The Vatican Is Banning Sales of Cigarettes


The Holy See will soon be smoke free.

In a move that will cost the city state about $11 million annually in lost profits, Pope Francis has decided to ban the sale of cigarettes in the Vatican. In a statement, the holy father said that the micronation he runs “cannot contribute to an activity that clearly damages the health of people.”

But the move also helps to clear up a teensy smidgen of the corruption that has plagued the Vatican for years on end: it will prevent people with coveted Vatican commercial cards from abusing their access to duty free tobacco products.
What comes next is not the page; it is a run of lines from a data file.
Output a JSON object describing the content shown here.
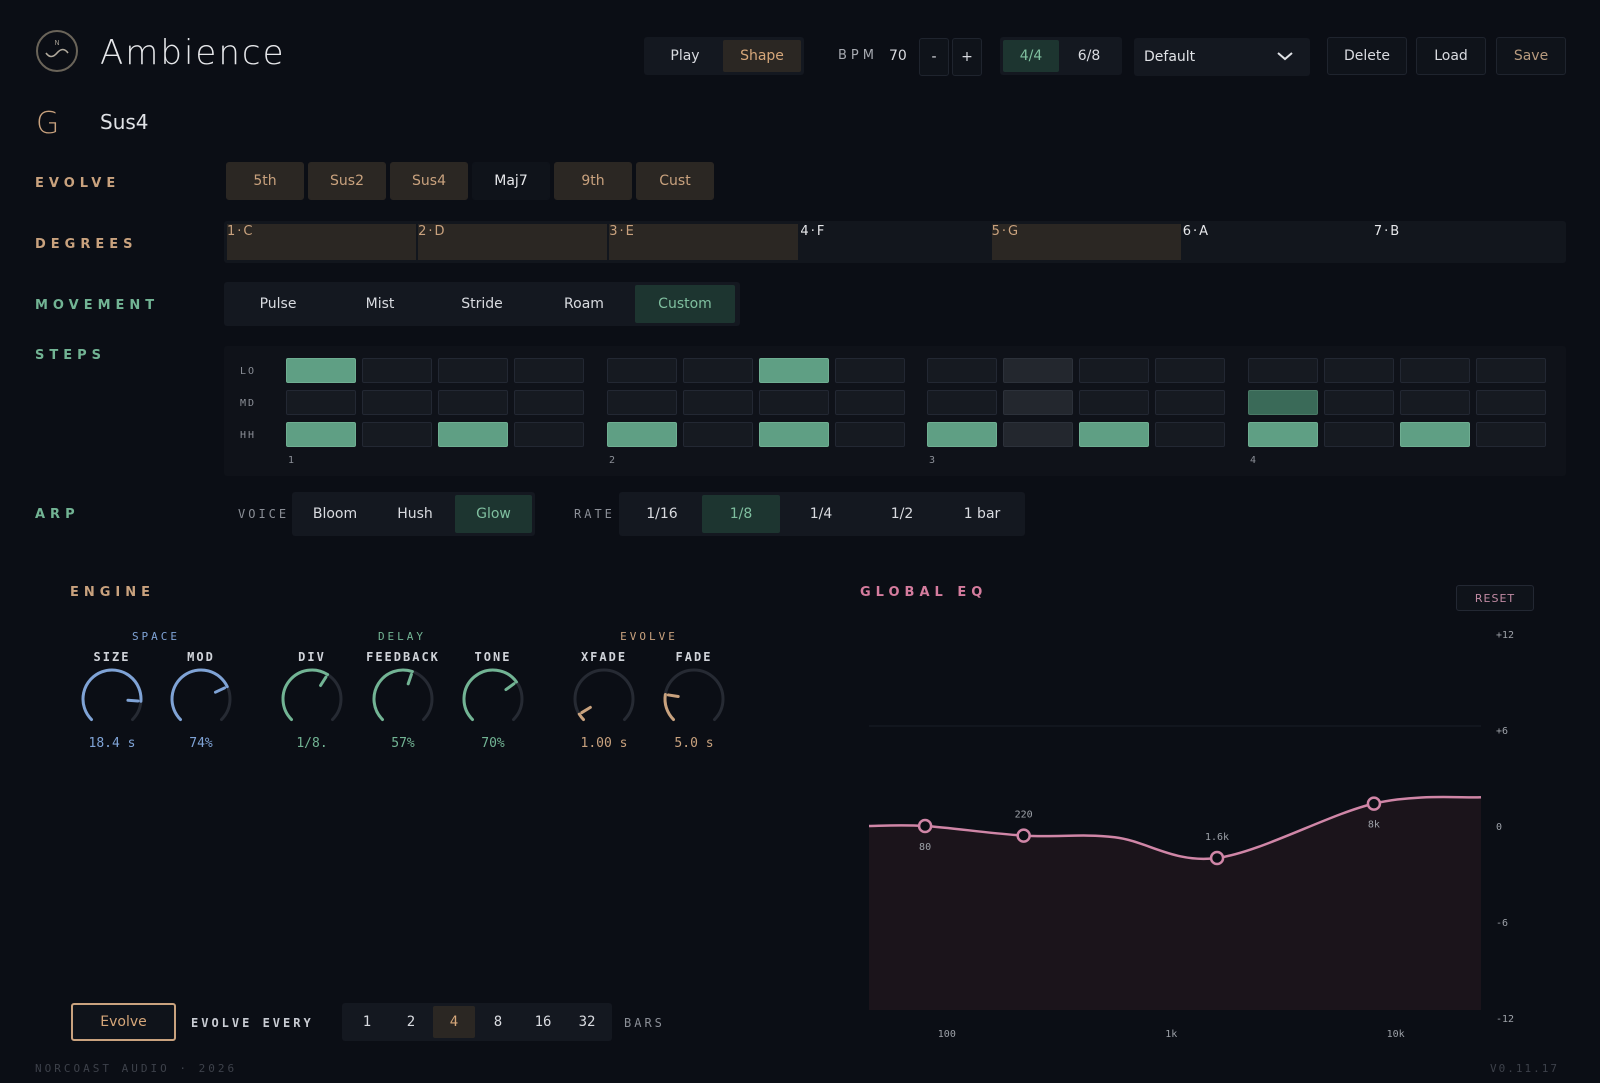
{
  "app": {
    "title": "Ambience"
  },
  "header": {
    "mode": {
      "options": [
        "Play",
        "Shape"
      ],
      "selected": "Shape"
    },
    "bpm": {
      "label": "BPM",
      "value": "70",
      "minus": "-",
      "plus": "+"
    },
    "meter": {
      "options": [
        "4/4",
        "6/8"
      ],
      "selected": "4/4"
    },
    "preset": {
      "value": "Default"
    },
    "actions": {
      "delete": "Delete",
      "load": "Load",
      "save": "Save"
    }
  },
  "chord": {
    "key": "G",
    "name": "Sus4"
  },
  "evolve_row": {
    "label": "EVOLVE",
    "options": [
      "5th",
      "Sus2",
      "Sus4",
      "Maj7",
      "9th",
      "Cust"
    ],
    "active": [
      "5th",
      "Sus2",
      "Sus4",
      "9th",
      "Cust"
    ]
  },
  "degrees": {
    "label": "DEGREES",
    "options": [
      "1·C",
      "2·D",
      "3·E",
      "4·F",
      "5·G",
      "6·A",
      "7·B"
    ],
    "active": [
      "1·C",
      "2·D",
      "3·E",
      "5·G"
    ]
  },
  "movement": {
    "label": "MOVEMENT",
    "options": [
      "Pulse",
      "Mist",
      "Stride",
      "Roam",
      "Custom"
    ],
    "selected": "Custom"
  },
  "steps": {
    "label": "STEPS",
    "lanes": [
      "LO",
      "MD",
      "HH"
    ],
    "beats": [
      "1",
      "2",
      "3",
      "4"
    ],
    "grid": {
      "LO": [
        1,
        0,
        0,
        0,
        0,
        0,
        1,
        0,
        0,
        2,
        0,
        0,
        0,
        0,
        0,
        0
      ],
      "MD": [
        0,
        0,
        0,
        0,
        0,
        0,
        0,
        0,
        0,
        2,
        0,
        0,
        3,
        0,
        0,
        0
      ],
      "HH": [
        1,
        0,
        1,
        0,
        1,
        0,
        1,
        0,
        1,
        2,
        1,
        0,
        1,
        0,
        1,
        0
      ]
    }
  },
  "arp": {
    "label": "ARP",
    "voice_label": "VOICE",
    "voices": [
      "Bloom",
      "Hush",
      "Glow"
    ],
    "voice_selected": "Glow",
    "rate_label": "RATE",
    "rates": [
      "1/16",
      "1/8",
      "1/4",
      "1/2",
      "1 bar"
    ],
    "rate_selected": "1/8"
  },
  "engine": {
    "label": "ENGINE",
    "groups": [
      {
        "title": "SPACE",
        "color": "#7fa3d6",
        "knobs": [
          {
            "name": "SIZE",
            "value": "18.4 s",
            "level": 0.85
          },
          {
            "name": "MOD",
            "value": "74%",
            "level": 0.74
          }
        ]
      },
      {
        "title": "DELAY",
        "color": "#72b494",
        "knobs": [
          {
            "name": "DIV",
            "value": "1/8.",
            "level": 0.62
          },
          {
            "name": "FEEDBACK",
            "value": "57%",
            "level": 0.57
          },
          {
            "name": "TONE",
            "value": "70%",
            "level": 0.7
          }
        ]
      },
      {
        "title": "EVOLVE",
        "color": "#c9a27e",
        "knobs": [
          {
            "name": "XFADE",
            "value": "1.00 s",
            "level": 0.05
          },
          {
            "name": "FADE",
            "value": "5.0 s",
            "level": 0.2
          }
        ]
      }
    ]
  },
  "eq": {
    "label": "GLOBAL EQ",
    "reset": "RESET",
    "db_ticks": [
      "+12",
      "+6",
      "0",
      "-6",
      "-12"
    ],
    "freq_ticks": [
      "100",
      "1k",
      "10k"
    ],
    "bands": [
      {
        "freq": 80,
        "label": "80",
        "gain": 0.0
      },
      {
        "freq": 220,
        "label": "220",
        "gain": -0.6
      },
      {
        "freq": 1600,
        "label": "1.6k",
        "gain": -2.0
      },
      {
        "freq": 8000,
        "label": "8k",
        "gain": 1.4
      }
    ]
  },
  "evolve_every": {
    "button": "Evolve",
    "label": "EVOLVE EVERY",
    "options": [
      "1",
      "2",
      "4",
      "8",
      "16",
      "32"
    ],
    "selected": "4",
    "unit": "BARS"
  },
  "footer": {
    "left": "NORCOAST AUDIO · 2026",
    "right": "V0.11.17"
  }
}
Per the New York Post, with Italy’s VAT sales tax at a whopping 22 percent, people who can shop in the Vatican do so. An Ernst & Young report cited in the 2015 book Avarice, based on leaked Vatican documents, cites 41,000 cards being issued, even though there are only a few thousand Vatican employees, retirees, residents, accredited diplomats, and members of religious congregations who actually qualify for the card.
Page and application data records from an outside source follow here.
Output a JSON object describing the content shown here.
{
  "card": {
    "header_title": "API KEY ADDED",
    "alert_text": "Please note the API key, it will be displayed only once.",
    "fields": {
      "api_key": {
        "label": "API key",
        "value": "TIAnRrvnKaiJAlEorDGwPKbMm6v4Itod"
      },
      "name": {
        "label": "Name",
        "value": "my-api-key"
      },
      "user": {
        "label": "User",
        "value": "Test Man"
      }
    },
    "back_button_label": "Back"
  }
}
The card rules stipulate that users can only buy 80 cartons of cigarettes annually, but an audit in the book found that 278 people exceeded the limit in 2015.

Of course, that doesn’t mean the cardinals and other people who live and work in Vatican City can’t smoke—it just means that it’s going to get a lot more expensive for them to do it.